For the final part, write a `main()` method in `Avogadro.java`
that reads the displacements from standard input
and estimates Boltzmann's constant
and Avogadro's number using the formulas described above.

%more displacements-run_1.txt%java-introcs BeadTracker 25 180.0 25.0 run_1/*.jpg | java-introcs Avogadro7.1833 Boltzmann = 1.2535e-23 4.7932 Avogadro = 6.6329e+23 2.1693 5.5287 5.4292 4.3962 ... %java-introcs Avogadro < displacements-run_1.txtBoltzmann = 1.2535e-23 Avogadro = 6.6329e+23
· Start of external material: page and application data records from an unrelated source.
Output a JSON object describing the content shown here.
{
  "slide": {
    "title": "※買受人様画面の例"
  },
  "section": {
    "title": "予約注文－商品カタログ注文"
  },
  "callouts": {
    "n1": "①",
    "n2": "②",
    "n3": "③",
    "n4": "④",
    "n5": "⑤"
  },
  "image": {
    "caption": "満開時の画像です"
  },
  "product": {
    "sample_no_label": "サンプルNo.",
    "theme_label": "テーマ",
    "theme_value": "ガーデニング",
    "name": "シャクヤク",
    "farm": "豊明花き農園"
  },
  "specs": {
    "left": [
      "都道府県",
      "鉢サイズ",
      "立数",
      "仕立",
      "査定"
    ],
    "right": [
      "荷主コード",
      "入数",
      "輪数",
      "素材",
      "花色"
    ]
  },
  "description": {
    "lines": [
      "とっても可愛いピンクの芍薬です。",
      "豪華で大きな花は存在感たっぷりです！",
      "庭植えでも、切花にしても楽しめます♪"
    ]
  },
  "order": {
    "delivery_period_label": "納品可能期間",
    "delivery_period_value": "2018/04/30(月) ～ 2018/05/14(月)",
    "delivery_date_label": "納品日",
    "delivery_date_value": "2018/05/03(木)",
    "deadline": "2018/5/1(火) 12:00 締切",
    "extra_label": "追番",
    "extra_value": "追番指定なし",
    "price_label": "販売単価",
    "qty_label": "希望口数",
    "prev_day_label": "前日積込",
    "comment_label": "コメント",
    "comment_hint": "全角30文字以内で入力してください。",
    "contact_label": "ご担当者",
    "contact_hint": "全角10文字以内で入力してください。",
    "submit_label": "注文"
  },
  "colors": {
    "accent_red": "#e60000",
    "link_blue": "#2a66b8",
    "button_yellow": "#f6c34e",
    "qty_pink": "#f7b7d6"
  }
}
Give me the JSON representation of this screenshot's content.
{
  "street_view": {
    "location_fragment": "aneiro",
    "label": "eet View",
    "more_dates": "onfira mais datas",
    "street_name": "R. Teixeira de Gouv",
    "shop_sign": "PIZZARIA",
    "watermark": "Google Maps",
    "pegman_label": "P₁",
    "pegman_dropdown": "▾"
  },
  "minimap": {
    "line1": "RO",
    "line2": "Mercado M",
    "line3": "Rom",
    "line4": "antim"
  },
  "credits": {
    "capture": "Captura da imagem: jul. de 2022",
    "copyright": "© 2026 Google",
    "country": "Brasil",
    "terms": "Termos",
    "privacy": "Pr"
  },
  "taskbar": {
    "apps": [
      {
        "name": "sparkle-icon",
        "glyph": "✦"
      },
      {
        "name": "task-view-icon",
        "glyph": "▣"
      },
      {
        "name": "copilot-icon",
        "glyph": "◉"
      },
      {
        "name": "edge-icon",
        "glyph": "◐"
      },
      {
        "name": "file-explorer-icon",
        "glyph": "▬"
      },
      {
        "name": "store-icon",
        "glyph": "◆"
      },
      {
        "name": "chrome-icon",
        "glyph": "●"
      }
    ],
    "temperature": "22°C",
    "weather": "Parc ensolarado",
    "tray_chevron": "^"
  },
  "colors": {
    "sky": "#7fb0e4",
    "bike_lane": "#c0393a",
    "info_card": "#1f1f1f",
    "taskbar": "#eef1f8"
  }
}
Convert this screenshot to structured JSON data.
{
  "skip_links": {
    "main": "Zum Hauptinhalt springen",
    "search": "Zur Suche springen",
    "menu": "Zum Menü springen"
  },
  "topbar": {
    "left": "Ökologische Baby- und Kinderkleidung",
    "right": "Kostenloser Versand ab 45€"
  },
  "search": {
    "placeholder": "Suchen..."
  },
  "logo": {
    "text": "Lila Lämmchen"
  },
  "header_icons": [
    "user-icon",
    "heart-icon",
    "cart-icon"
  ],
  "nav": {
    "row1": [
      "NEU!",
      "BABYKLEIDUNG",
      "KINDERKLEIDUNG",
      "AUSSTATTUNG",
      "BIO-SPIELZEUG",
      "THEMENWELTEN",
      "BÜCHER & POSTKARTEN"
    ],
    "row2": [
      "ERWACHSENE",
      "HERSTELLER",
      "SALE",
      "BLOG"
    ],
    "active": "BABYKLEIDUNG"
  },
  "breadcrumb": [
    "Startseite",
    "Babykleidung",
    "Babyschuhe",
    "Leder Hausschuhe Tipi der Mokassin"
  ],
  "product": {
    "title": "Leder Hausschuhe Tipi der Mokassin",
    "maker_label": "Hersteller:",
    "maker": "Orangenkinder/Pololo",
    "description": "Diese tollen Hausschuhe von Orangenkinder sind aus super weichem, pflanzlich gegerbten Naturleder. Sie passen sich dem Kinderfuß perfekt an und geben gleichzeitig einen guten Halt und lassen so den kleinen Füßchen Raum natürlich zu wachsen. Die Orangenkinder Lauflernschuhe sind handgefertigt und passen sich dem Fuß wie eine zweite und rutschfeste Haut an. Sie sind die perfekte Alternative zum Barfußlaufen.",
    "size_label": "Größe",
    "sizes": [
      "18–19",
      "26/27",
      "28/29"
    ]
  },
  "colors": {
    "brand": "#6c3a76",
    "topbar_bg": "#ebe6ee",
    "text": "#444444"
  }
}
**Output format.**
Use four digits of precision after the decimal point, both in `BeadTracker`
and `Avogadro`.

**Running-time analysis.**
Formulate a hypothesis for the running time (in seconds) of
`BeadTracker` as a function of the input size *N*
(total number of pixels read in across all frames being processed).
Justify your hypothesis in your `readme.txt` file with empirical
data.

**Provided files. **
You can download the datasets and other helper files as
atomic.zip (67 MB).

**Submission. **
Submit `Blob.java`, `BeadFinder.java`, `BeadTracker.java`
and `Avogadro.java`.
You may assume access to `stdlib.jar`, `Luminance.java`,
`Stack.java`, `Queue.java`, and `ST.java`.
Finally, submit a
readme.txt
file (or partner readme file)
and answer the questions, including the running-time analysis.